Steve Mohabir managed to hold his dying son’s hand as rescue teams battled to free them.

They had all been for a day out in Brighton and were travelling home to Surrey.

The Argus: The scene of the horror crash on the A23The scene of the horror crash on the A23 (Image: PA)

All five of the young people in the crushed BMW were killed. They were siblings Aaron Sharpe, 20, and Katherine Sharpe, 18, from Crawley, Gemma Smoker, 17, from Bewbush, Danielle Billingham, 17, who had just moved to Crawley, and Mitch Treliving, 19, from Faygate, near Horsham.


The horrific crash shook Sussex to its core, hitting headlines both locally and across the country.

Simone, 55, and Darron, 58, live in Patcham. Beau, who was too young to remember the crash, turns 20 in a couple of weeks.

The Argus: Simone and her Labrador OhleeSimone and her Labrador Ohlee (Image: Simone Hilton)

“Obviously it doesn’t go away,” said Simone.  

“The feeling of surviving – it feels like you have cheated death almost. Afterwards you feel it still going to happen because you are still here.

“It stays with you. Every year when it comes round you feel anxious thinking about it. It completely changed the course of our lives.

"I've never been to the Triangle since."

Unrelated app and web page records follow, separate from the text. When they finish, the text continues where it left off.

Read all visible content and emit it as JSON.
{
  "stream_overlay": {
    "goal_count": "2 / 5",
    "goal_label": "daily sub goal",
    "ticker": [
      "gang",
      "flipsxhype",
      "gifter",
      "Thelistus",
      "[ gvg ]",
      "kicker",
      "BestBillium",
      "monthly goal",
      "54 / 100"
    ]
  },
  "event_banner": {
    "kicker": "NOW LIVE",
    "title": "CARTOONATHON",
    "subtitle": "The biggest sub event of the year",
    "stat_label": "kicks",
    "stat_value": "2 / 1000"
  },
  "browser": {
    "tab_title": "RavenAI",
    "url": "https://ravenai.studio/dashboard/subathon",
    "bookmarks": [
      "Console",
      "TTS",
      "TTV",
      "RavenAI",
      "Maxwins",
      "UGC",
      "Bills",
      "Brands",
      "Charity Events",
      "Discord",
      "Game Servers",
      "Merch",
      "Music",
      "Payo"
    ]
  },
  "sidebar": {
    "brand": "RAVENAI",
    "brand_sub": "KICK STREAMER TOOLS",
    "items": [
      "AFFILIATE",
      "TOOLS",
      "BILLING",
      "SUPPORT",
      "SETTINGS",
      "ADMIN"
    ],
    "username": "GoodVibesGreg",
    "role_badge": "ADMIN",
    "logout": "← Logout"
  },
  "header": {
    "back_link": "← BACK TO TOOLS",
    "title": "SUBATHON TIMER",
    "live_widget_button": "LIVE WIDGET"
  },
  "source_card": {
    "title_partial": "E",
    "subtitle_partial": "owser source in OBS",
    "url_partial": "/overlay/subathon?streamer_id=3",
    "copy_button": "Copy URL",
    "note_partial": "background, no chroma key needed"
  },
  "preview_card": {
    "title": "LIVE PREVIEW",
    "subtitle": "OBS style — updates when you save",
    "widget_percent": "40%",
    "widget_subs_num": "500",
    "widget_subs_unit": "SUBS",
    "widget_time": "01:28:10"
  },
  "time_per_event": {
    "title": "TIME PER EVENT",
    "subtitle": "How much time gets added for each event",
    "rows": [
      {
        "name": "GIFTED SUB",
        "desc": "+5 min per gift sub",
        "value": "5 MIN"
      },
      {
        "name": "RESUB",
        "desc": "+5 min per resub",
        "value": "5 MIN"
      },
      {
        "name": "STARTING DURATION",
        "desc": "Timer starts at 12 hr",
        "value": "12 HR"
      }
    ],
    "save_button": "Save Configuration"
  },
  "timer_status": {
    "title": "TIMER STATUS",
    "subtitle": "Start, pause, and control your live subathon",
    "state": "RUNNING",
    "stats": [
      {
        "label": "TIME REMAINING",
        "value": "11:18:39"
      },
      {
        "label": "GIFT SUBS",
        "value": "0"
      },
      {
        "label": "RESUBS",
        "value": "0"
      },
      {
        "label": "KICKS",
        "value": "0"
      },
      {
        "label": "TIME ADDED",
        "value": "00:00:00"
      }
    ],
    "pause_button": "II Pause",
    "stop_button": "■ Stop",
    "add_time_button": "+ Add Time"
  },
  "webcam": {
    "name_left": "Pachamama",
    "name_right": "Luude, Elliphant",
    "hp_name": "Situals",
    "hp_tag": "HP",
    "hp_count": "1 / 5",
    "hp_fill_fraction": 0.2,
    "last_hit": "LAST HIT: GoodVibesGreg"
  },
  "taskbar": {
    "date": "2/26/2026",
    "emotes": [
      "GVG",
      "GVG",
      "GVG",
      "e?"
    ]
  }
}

Simone, a support worker at Patcham Infants’ School, has undergone therapy with Darron, a carpenter, but the couple have struggled.

Simone said: “Seeing body parts everywhere – you can’t take that image away. It plays over in your mind.”

The Argus: BBC News coverage of the crash at the timeBBC News coverage of the crash at the time (Image: PA)

Darron has suffered with depression ever since.

“We were on a positive track but being involved in this crash completely took us off that course,” said Simone.

She said the crash still affects her everyday life. “I’m not comfortable going on long distances in the car," she said. “You don’t tend to look out in the opposite direction for something coming flying towards you on the other side of the road but when I drive I always do.”

As they live in Patcham, the couple use the A23 regularly.

“As soon as we get near it this horrible feeling comes over you. I literally pray every time I use that road that I will come home safe,” said Simone.

Today is exactly 19 years since the horror crash.

Simone said: “As time has gone on, we are still here and we are still surviving.

“We remember that and thank each other that we are still here.”